With the victory, the Rays moved to 11 games over .500 to remain five games behind the American League East-leading Yankees.
Cobb delivered his fourth consecutive quality start, allowing one run on four hits with five strikeouts over seven innings. Rays starters are now 11-1 with a 1.72 ERA with 88 strikeouts in their last 15 games.
"I think Cobb was really the key," Rays manager Joe Maddon said. "Cobber was very good. And, as is typical for him, he's got better as the game was in progress. I thought his last two innings were his best again. He gets into a rhythm and all of a sudden starts making pitches.
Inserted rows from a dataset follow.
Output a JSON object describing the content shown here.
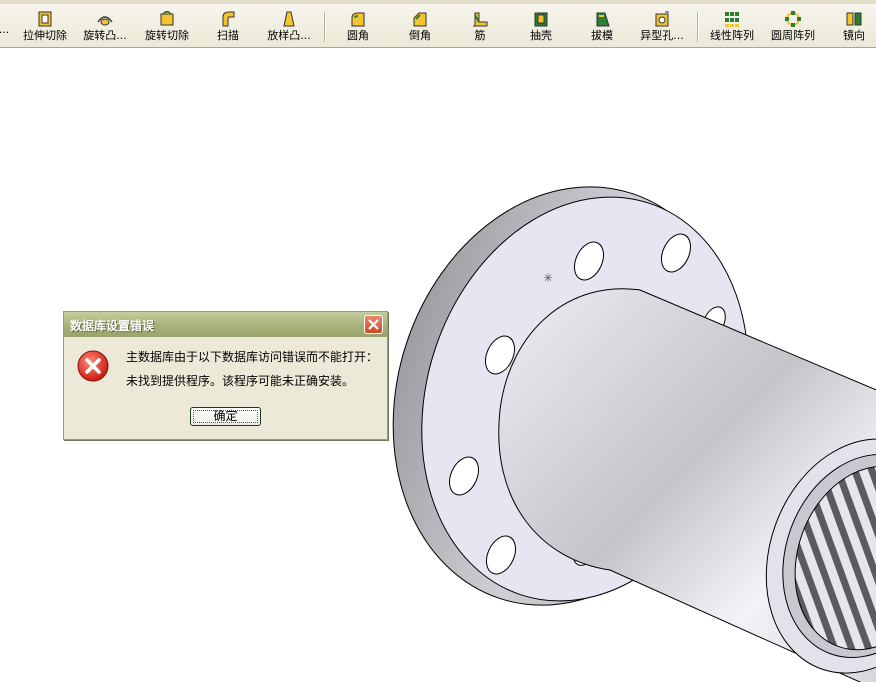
{
  "toolbar": {
    "items": [
      {
        "label": "拉伸切除",
        "icon": "extrude-cut-icon"
      },
      {
        "label": "旋转凸...",
        "icon": "revolve-boss-icon"
      },
      {
        "label": "旋转切除",
        "icon": "revolve-cut-icon"
      },
      {
        "label": "扫描",
        "icon": "sweep-icon"
      },
      {
        "label": "放样凸...",
        "icon": "loft-boss-icon"
      },
      {
        "label": "圆角",
        "icon": "fillet-icon"
      },
      {
        "label": "倒角",
        "icon": "chamfer-icon"
      },
      {
        "label": "筋",
        "icon": "rib-icon"
      },
      {
        "label": "抽壳",
        "icon": "shell-icon"
      },
      {
        "label": "拔模",
        "icon": "draft-icon"
      },
      {
        "label": "异型孔...",
        "icon": "hole-wizard-icon"
      },
      {
        "label": "线性阵列",
        "icon": "linear-pattern-icon"
      },
      {
        "label": "圆周阵列",
        "icon": "circular-pattern-icon"
      },
      {
        "label": "镜向",
        "icon": "mirror-icon"
      }
    ],
    "clipped_prefix": "...",
    "accent": "#d9a600"
  },
  "dialog": {
    "title": "数据库设置错误",
    "message_line1": "主数据库由于以下数据库访问错误而不能打开：",
    "message_line2": "未找到提供程序。该程序可能未正确安装。",
    "ok_label": "确定",
    "icon": "error-icon",
    "close_icon": "close-icon"
  },
  "model": {
    "name": "flange-part-model",
    "colors": {
      "face": "#e8e8f4",
      "edge": "#000000",
      "shade": "#a0a0a8"
    }
  }
}
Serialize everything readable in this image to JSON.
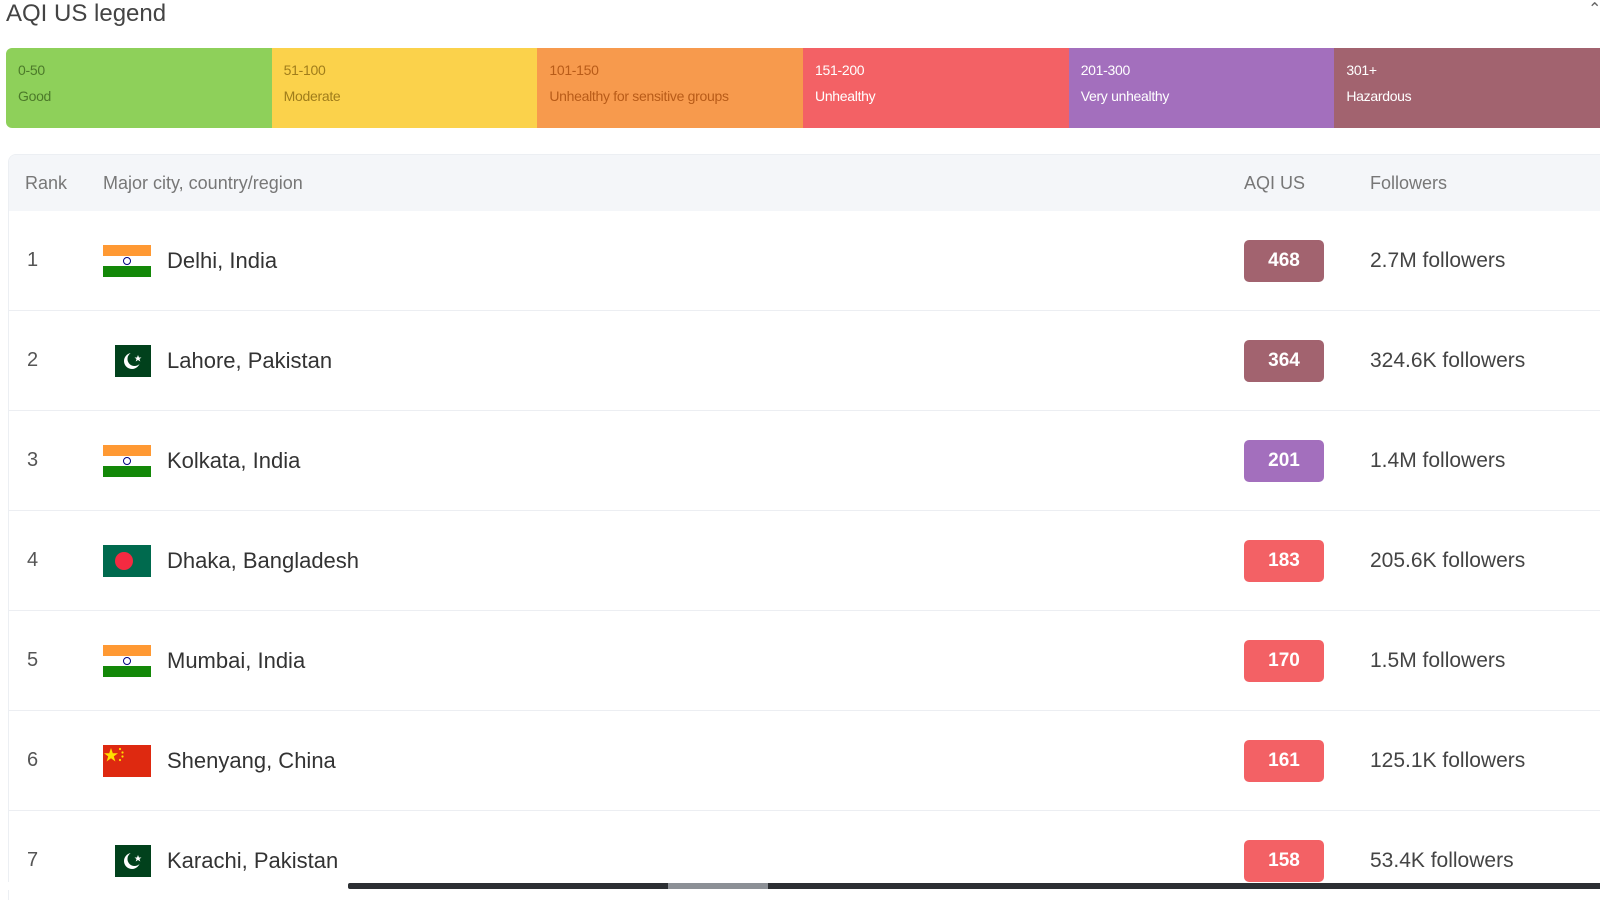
{
  "legend": {
    "title": "AQI US legend",
    "segments": [
      {
        "range": "0-50",
        "label": "Good",
        "bg": "#8ed05a",
        "fg": "#4c7a2a"
      },
      {
        "range": "51-100",
        "label": "Moderate",
        "bg": "#fbd24b",
        "fg": "#a07d1b"
      },
      {
        "range": "101-150",
        "label": "Unhealthy for sensitive groups",
        "bg": "#f79a4d",
        "fg": "#b85b18"
      },
      {
        "range": "151-200",
        "label": "Unhealthy",
        "bg": "#f36165",
        "fg": "#ffffff"
      },
      {
        "range": "201-300",
        "label": "Very unhealthy",
        "bg": "#a36fbd",
        "fg": "#ffffff"
      },
      {
        "range": "301+",
        "label": "Hazardous",
        "bg": "#a2636f",
        "fg": "#ffffff"
      }
    ]
  },
  "table": {
    "headers": {
      "rank": "Rank",
      "city": "Major city, country/region",
      "aqi": "AQI US",
      "followers": "Followers"
    },
    "rows": [
      {
        "rank": "1",
        "city": "Delhi, India",
        "flag": "india-flag-icon",
        "aqi": "468",
        "aqi_color": "#a2636f",
        "followers": "2.7M followers"
      },
      {
        "rank": "2",
        "city": "Lahore, Pakistan",
        "flag": "pakistan-flag-icon",
        "aqi": "364",
        "aqi_color": "#a2636f",
        "followers": "324.6K followers"
      },
      {
        "rank": "3",
        "city": "Kolkata, India",
        "flag": "india-flag-icon",
        "aqi": "201",
        "aqi_color": "#a36fbd",
        "followers": "1.4M followers"
      },
      {
        "rank": "4",
        "city": "Dhaka, Bangladesh",
        "flag": "bangladesh-flag-icon",
        "aqi": "183",
        "aqi_color": "#f36165",
        "followers": "205.6K followers"
      },
      {
        "rank": "5",
        "city": "Mumbai, India",
        "flag": "india-flag-icon",
        "aqi": "170",
        "aqi_color": "#f36165",
        "followers": "1.5M followers"
      },
      {
        "rank": "6",
        "city": "Shenyang, China",
        "flag": "china-flag-icon",
        "aqi": "161",
        "aqi_color": "#f36165",
        "followers": "125.1K followers"
      },
      {
        "rank": "7",
        "city": "Karachi, Pakistan",
        "flag": "pakistan-flag-icon",
        "aqi": "158",
        "aqi_color": "#f36165",
        "followers": "53.4K followers"
      }
    ]
  }
}
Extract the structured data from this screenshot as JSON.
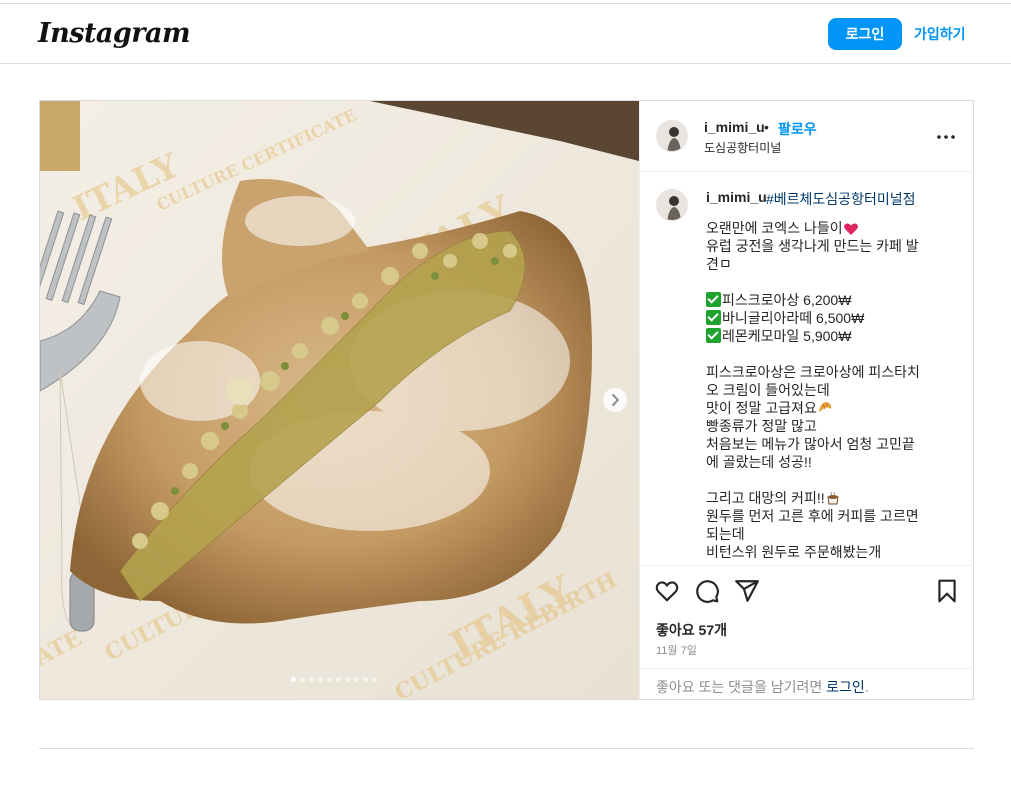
{
  "header": {
    "logo": "Instagram",
    "login_label": "로그인",
    "signup_label": "가입하기"
  },
  "post": {
    "username": "i_mimi_u",
    "dot": "•",
    "follow_label": "팔로우",
    "location": "도심공항터미널",
    "media": {
      "image_alt": "pistachio croissant with powdered sugar on printed paper",
      "carousel_count": 10,
      "carousel_active": 1
    },
    "caption": {
      "username": "i_mimi_u",
      "hashtag": "#베르체도심공항터미널점",
      "lines": {
        "l1": "오랜만에 코엑스 나들이",
        "l2": "유럽 궁전을 생각나게 만드는 카페 발",
        "l3": "견ㅁ",
        "m1": "피스크로아상 6,200₩",
        "m2": "바니글리아라떼 6,500₩",
        "m3": "레몬케모마일 5,900₩",
        "p1": "피스크로아상은 크로아상에 피스타치",
        "p2": "오 크림이 들어있는데",
        "p3": "맛이 정말 고급져요",
        "p4": "빵종류가 정말 많고",
        "p5": "처음보는 메뉴가 많아서 엄청 고민끝",
        "p6": "에 골랐는데 성공!!",
        "q1": "그리고 대망의 커피!!",
        "q2": "원두를 먼저 고른 후에 커피를 고르면",
        "q3": "되는데",
        "q4": "비턴스위 원두로 주문해봤는개"
      }
    },
    "likes": "좋아요 57개",
    "date": "11월 7일",
    "comment_prompt_pre": "좋아요 또는 댓글을 남기려면 ",
    "comment_prompt_link": "로그인",
    "comment_prompt_post": ".",
    "colors": {
      "accent": "#0095f6",
      "link_dark": "#00376b",
      "heart_red": "#e0245e",
      "check_green": "#1fa32f"
    },
    "icons": [
      "heart-icon",
      "comment-icon",
      "share-icon",
      "bookmark-icon",
      "more-icon",
      "chevron-right-icon"
    ]
  }
}
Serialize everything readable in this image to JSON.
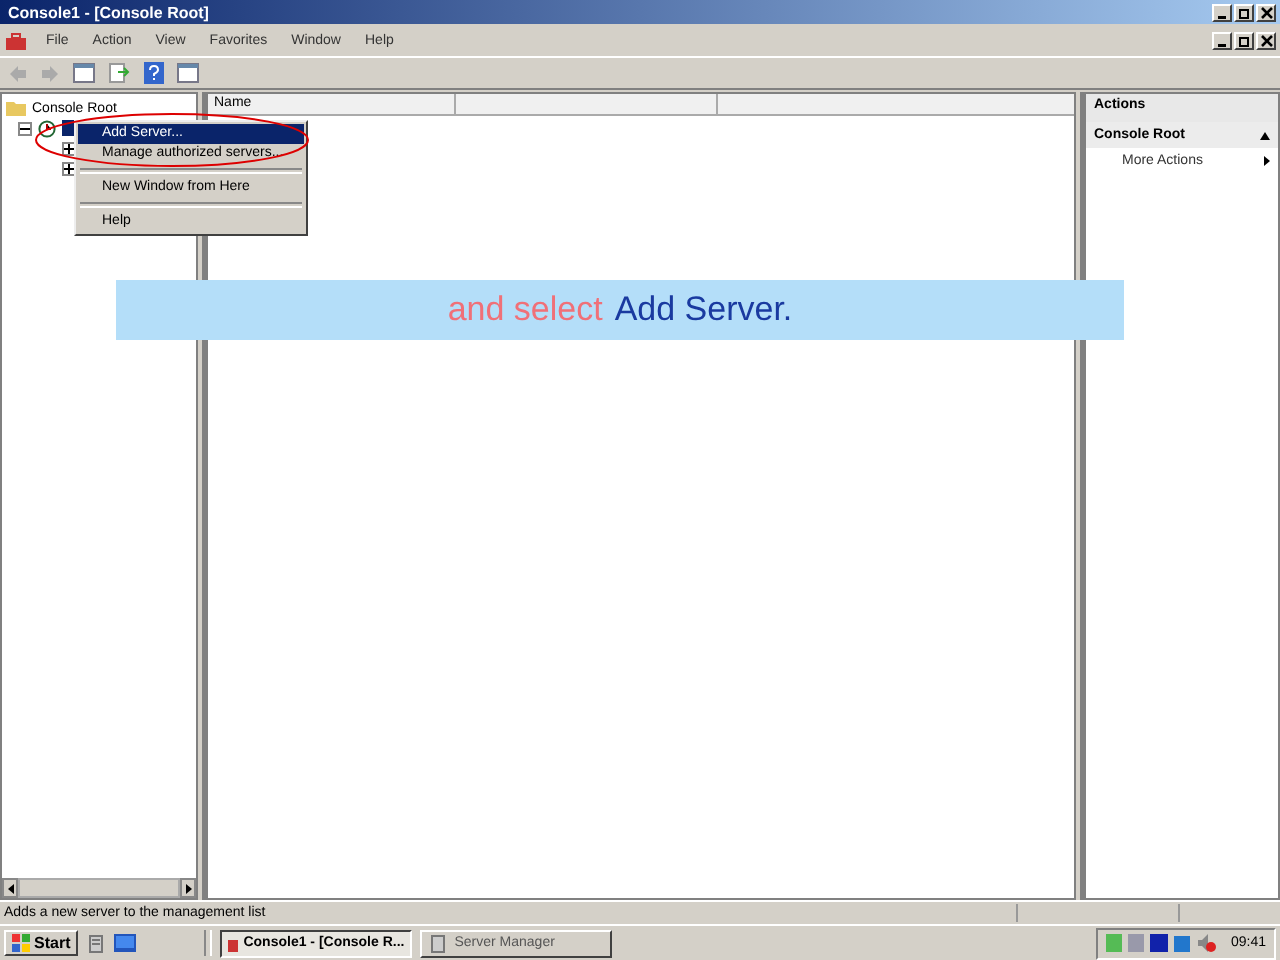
{
  "window": {
    "title": "Console1 - [Console Root]"
  },
  "menu_bar": [
    "File",
    "Action",
    "View",
    "Favorites",
    "Window",
    "Help"
  ],
  "tree": {
    "label": "Console Root",
    "children": [
      {
        "selected": true,
        "children": [
          {
            "expanded": false
          },
          {
            "expanded": false
          }
        ]
      }
    ]
  },
  "list": {
    "columns": [
      "Name"
    ]
  },
  "actions": {
    "title": "Actions",
    "section": "Console Root",
    "items": [
      "More Actions"
    ]
  },
  "context_menu": [
    {
      "label": "Add Server...",
      "selected": true
    },
    {
      "label": "Manage authorized servers...",
      "selected": false
    },
    {
      "kind": "separator"
    },
    {
      "label": "New Window from Here",
      "selected": false
    },
    {
      "kind": "separator"
    },
    {
      "label": "Help",
      "selected": false
    }
  ],
  "caption": {
    "prefix": "and select",
    "highlight": "Add Server."
  },
  "status_bar": "Adds a new server to the management list",
  "taskbar": {
    "start": "Start",
    "tasks": [
      {
        "label": "Console1 - [Console R...",
        "selected": true
      },
      {
        "label": "Server Manager",
        "selected": false
      }
    ],
    "clock": "09:41"
  }
}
The curveball was outstanding again. And then the changeup, the depth at the end of the game before we took him out."
Cobb threw first-pitch strikes to the first 20 batters he faced.
"I was trying to attack the zone early and get ahead be able to expand the zone later in the counts," Cobb explained.
The only blemish on Cobb's line came in the fifth, when Trayvon Robinson tripled to open the inning and scored on Eric Thames' single. Rays catcher Jose Molina helped defuse a potential big inning by picking off Thames at first base for the first out.
Mariners manager Eric Wedge stated the obvious when he said his club "never really got anything going."
"Their kid threw a good ballgame, just had a sharp breaking ball, did a good job with his fastball," Wedge said. "Thought he commanded the baseball pretty good, as well."
Joel Peralta took over for Cobb in the eighth and struck out the three batters he faced. Peralta has allowed just one earned run in his last 15 1/3 innings. Fernando Rodney then pitched the ninth, getting the final three outs to preserve the win and earn his 37th save of the season. In doing so, the Rays closer converted his 22nd consecutive save, extending a club record. During those save opportunities, he has a 0.43 ERA while holding opponents to a .164 batting average with 22 strikeouts.
"The biggest thing as a pitcher, no matter what, is the outcome of the game," Cobb said. "You want to eat up innings. So being able to go out there and being able to set it up for Peralta and Rodney to close the door is a good feeling when you're walking off."
For the fifth consecutive game, the Rays' offense collected double-digit hits, which is the first time the Rays have collected 10 or more hits for five consecutive games since Aug. 28-Sept. 2, 2008. Five of Monday night's hits came in the third inning and led to the only four runs the Rays would score.
Desmond Jennings opened the scoring with an RBI single off Mariners starter Blake Beavan. B.J. Upton followed with a two-run homer to left field to make it 3-0.
"I think it was the right pitch, just bad location and with that guy, he just hits mistakes," Beavan said. "It was a mistake and he made me pay for it."
Upton was used as the Rays' designated hitter with Evan Longoria sitting out after six consecutive starts as the DH. Upton's home run gave him three in his last three games.
Ben Zobrist capped off the third with an RBI double to put the Rays up 4-0.
"They say [offense is] contagious, man," Upton said. "And that's the way it seems to be right now. We're swinging the bats well. And it's kind of something we've been waiting on all year. So hopefully we can do something the last two months."
Zobrist had three hits while playing shortstop for the fourth time in the Rays' last five games, and Matt Joyce extended his hitting streak to 12 games and Jennings extended his to six with two hits.
"It's a good run," Upton said. "Now we've got to keep doing what we're doing and try to come out and do the same tomorrow."